The idea behind skpython is to simplify the setup and use of radiative tranfer models for implementation in atmospheric measurement simulations and retrievals. To accomplish this the code is organized into a few discrete components.
Radiative Transfer Engine¶
The radiative transfer engine does the heavy lifting of actually computing radiances and is implemented primarily in C++ for speed and memory management. skpython gives the user access to the c++ libraries through use of the sasktran interface.
The atmosphere is in charge providing the radiative transfer engine with species concentrations, and optical properties that are needed for a radiance calculation. These include things like number densities, cross sections, surface reflectivity, and temperature. These properties can be specified in one dimension, ie., varying only in altitude, or in two or three dimensions.
Retrieval Platform and Instrument¶
These are generally optional, so if all you need is radiances, they are not required, but can be useful when simulating more complicated systems. Retrieval platforms and instruments have two primary jobs:
- Determine the measurement geometry and wavelengths and provide these to the radiative transfer engine.
- Convert the radiance calculated by the radiative transfer engine to the measured quantity.
Instruments can vary from very simple instruments such as an ideal spectrograph that simply passes the radiance through as a measurement, to more complicated fourier transform imagers.

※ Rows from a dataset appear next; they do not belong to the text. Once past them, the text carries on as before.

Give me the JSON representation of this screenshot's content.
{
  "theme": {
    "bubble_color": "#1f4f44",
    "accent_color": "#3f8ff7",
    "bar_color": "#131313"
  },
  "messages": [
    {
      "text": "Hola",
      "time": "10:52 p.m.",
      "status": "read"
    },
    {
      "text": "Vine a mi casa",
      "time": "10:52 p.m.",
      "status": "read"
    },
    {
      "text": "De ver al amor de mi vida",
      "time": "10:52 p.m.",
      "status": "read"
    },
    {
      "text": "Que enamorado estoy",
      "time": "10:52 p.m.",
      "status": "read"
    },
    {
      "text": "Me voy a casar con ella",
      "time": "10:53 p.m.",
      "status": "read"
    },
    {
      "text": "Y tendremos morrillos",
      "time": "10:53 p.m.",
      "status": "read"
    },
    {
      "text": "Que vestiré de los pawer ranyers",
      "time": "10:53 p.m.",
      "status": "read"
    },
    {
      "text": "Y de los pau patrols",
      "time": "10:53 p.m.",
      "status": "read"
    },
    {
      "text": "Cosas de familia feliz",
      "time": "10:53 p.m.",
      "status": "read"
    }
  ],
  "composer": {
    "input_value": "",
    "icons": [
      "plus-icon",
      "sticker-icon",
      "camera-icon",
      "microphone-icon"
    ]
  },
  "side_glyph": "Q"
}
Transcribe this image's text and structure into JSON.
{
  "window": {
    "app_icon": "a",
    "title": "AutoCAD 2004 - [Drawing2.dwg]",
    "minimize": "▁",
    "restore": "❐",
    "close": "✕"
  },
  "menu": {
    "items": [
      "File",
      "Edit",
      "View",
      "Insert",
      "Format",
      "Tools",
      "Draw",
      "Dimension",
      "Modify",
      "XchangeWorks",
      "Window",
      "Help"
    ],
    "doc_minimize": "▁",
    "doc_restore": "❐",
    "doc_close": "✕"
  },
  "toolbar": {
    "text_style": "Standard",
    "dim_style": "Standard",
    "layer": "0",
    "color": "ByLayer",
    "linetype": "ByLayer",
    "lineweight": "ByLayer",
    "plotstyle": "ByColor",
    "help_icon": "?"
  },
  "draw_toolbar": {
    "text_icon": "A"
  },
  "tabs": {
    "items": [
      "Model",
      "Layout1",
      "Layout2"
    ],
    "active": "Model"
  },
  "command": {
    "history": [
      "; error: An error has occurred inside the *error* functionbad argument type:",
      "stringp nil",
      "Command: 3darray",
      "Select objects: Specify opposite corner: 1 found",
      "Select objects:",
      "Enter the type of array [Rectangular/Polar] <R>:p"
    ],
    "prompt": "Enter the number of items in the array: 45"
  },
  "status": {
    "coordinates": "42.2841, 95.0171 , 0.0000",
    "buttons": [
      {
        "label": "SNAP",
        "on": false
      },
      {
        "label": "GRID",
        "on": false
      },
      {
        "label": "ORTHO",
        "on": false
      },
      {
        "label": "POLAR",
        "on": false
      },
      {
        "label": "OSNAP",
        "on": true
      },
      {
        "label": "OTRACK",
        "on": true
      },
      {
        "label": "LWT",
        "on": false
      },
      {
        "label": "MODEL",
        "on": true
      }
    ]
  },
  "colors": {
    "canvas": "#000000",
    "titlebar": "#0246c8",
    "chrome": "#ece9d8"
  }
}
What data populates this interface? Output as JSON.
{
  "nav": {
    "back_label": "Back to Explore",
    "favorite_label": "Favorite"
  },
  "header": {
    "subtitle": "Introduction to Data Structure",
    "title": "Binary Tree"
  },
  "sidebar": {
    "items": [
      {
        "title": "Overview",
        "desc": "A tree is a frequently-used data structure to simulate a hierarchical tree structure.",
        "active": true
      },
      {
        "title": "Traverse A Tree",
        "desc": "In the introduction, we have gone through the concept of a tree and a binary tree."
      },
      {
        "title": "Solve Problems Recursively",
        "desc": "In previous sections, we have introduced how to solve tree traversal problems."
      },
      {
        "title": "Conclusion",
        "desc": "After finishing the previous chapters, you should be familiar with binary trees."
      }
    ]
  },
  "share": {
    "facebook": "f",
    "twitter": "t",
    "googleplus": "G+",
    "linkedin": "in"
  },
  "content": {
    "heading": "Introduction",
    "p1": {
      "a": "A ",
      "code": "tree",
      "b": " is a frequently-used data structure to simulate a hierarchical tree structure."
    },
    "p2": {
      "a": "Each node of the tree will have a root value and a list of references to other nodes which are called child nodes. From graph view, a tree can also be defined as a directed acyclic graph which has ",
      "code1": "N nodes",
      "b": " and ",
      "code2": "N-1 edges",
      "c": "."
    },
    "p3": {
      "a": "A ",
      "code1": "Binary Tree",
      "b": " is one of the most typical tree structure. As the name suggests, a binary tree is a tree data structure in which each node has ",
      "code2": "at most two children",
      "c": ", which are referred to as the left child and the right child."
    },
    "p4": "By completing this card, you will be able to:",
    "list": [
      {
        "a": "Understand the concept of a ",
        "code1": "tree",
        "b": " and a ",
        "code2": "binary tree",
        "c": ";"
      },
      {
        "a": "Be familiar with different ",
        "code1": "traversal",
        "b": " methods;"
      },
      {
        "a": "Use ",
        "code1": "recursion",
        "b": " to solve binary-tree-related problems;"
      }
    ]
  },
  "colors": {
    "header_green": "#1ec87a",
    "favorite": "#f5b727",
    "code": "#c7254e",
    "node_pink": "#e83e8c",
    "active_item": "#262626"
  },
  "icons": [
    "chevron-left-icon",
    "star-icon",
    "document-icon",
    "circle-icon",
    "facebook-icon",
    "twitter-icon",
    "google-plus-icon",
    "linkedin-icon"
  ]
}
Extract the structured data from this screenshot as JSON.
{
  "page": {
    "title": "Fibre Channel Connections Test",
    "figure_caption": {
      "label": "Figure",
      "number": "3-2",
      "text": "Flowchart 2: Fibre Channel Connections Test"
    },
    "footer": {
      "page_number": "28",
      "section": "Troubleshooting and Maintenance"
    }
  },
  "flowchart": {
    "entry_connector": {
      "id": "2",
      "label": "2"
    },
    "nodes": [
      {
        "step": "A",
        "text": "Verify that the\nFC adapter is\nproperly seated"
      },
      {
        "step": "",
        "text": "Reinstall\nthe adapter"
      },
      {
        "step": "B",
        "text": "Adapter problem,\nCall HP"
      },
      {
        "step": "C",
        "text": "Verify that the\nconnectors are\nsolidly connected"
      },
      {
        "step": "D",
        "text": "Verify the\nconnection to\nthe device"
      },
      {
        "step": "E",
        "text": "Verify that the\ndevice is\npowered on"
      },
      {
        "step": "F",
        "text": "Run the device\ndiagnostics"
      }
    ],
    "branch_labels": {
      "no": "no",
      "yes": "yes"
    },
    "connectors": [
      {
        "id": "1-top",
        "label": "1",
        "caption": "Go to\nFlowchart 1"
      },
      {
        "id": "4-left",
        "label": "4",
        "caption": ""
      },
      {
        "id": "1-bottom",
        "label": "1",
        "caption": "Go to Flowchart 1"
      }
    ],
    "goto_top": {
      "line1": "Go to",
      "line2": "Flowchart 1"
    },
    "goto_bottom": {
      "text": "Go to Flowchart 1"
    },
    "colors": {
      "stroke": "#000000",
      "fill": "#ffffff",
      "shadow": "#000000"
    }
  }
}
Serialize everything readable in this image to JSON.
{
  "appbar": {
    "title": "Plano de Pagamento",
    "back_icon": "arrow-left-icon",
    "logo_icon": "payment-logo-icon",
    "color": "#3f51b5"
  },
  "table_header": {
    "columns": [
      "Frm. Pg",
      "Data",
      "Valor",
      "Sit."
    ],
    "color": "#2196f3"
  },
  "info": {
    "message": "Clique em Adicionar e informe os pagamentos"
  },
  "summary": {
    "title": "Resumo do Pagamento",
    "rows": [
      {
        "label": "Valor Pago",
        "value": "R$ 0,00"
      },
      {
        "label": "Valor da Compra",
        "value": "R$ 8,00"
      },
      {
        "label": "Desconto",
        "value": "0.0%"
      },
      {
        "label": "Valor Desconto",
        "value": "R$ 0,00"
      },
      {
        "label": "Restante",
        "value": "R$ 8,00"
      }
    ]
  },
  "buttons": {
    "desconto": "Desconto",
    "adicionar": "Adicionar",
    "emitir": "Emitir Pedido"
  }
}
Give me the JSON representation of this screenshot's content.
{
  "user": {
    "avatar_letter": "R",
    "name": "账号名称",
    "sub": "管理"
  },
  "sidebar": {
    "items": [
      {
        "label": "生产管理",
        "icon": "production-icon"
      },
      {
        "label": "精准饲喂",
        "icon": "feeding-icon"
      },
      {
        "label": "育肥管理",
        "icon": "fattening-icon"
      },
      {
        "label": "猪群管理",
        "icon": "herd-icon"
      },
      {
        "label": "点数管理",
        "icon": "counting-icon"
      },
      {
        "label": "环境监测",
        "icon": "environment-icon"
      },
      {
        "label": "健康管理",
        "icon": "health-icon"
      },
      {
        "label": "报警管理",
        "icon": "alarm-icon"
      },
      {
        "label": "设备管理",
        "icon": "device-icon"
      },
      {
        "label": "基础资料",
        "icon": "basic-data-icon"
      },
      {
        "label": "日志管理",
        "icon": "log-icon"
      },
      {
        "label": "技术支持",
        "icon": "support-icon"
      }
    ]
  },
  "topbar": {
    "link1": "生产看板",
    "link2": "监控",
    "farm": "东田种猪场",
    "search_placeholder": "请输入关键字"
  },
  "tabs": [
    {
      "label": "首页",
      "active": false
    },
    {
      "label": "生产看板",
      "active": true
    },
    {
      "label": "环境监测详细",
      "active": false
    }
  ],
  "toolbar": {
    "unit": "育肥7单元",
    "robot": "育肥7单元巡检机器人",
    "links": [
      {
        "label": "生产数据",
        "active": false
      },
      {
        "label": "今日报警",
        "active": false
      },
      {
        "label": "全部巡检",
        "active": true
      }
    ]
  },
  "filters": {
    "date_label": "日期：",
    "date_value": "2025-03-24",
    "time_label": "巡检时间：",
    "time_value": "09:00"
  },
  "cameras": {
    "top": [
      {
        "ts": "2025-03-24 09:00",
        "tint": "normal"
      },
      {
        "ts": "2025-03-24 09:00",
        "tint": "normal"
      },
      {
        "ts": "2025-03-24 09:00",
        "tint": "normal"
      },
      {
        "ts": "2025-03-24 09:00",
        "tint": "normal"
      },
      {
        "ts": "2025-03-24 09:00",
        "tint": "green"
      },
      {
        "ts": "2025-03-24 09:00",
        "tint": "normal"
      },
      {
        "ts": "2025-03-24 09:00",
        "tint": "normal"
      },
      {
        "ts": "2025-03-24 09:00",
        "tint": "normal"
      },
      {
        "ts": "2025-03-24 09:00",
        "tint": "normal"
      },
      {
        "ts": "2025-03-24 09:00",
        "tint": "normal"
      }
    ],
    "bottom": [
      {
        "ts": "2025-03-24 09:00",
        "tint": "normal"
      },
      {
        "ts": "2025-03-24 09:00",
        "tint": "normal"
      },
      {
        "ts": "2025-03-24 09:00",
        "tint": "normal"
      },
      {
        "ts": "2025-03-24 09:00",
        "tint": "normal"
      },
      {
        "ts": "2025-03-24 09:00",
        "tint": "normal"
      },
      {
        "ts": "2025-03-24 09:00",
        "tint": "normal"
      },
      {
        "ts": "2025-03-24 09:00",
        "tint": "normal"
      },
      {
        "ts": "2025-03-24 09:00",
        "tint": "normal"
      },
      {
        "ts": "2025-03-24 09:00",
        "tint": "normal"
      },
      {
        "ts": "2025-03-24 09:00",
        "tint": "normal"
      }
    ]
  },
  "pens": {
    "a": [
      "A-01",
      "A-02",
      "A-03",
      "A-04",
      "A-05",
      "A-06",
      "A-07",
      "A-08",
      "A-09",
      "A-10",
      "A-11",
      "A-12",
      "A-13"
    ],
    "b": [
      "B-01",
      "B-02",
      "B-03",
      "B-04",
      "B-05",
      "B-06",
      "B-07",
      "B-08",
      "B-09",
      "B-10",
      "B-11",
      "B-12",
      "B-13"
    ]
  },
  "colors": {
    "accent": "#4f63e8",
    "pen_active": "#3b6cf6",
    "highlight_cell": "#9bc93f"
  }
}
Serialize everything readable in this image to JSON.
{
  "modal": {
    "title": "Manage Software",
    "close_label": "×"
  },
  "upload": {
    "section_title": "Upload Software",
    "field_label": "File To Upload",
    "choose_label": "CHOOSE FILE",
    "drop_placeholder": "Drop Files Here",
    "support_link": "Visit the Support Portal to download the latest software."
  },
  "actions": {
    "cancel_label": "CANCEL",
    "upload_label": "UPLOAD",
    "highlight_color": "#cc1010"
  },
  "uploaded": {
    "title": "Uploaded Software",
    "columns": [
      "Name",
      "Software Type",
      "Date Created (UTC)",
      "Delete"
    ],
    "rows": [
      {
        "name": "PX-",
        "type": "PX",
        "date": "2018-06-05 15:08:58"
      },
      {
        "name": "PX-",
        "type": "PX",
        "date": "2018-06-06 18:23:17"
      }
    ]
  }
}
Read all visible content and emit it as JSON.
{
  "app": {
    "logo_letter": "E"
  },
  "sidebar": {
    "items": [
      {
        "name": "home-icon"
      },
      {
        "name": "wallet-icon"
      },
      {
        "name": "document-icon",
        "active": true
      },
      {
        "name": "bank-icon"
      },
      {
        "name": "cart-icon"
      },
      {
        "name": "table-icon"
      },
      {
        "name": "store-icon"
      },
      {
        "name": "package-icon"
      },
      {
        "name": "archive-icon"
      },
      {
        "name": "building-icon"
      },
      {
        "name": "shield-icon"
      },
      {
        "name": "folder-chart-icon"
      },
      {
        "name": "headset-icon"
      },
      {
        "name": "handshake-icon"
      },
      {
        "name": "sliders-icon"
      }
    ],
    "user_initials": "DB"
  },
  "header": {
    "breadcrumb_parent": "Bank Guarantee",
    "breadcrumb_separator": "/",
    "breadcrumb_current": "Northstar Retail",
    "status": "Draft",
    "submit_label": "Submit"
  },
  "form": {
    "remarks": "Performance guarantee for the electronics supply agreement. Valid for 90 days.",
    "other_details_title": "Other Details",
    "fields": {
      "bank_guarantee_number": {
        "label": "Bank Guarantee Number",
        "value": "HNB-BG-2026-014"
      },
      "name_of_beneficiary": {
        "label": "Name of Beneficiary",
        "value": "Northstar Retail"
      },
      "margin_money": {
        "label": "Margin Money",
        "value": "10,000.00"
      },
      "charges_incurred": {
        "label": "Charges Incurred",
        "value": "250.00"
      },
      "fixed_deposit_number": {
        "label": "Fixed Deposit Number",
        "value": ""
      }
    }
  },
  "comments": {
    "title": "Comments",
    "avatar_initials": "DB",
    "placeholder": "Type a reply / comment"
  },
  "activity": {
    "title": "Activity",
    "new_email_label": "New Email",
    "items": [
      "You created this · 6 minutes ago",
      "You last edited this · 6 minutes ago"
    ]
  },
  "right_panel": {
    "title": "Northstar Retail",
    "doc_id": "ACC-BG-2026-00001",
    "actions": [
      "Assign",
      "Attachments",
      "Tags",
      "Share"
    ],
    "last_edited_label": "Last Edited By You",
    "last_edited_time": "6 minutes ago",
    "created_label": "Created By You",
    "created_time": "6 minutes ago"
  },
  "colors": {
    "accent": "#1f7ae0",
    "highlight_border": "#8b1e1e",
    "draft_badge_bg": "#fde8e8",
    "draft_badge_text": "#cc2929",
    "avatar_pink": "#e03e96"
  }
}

These combine the radiative tranfer engine, atmospheric state, and instruments in such a way as to retrieve the ‘true’ atmospheric state, or more accurately, estimate a particular quantity in the atmosphere. More detailed information on these can be found in Retrieval Overview, but the basic idea is combine radiative transfer engines, insturments and an atmospheric state to simulate a ‘real’ measurement.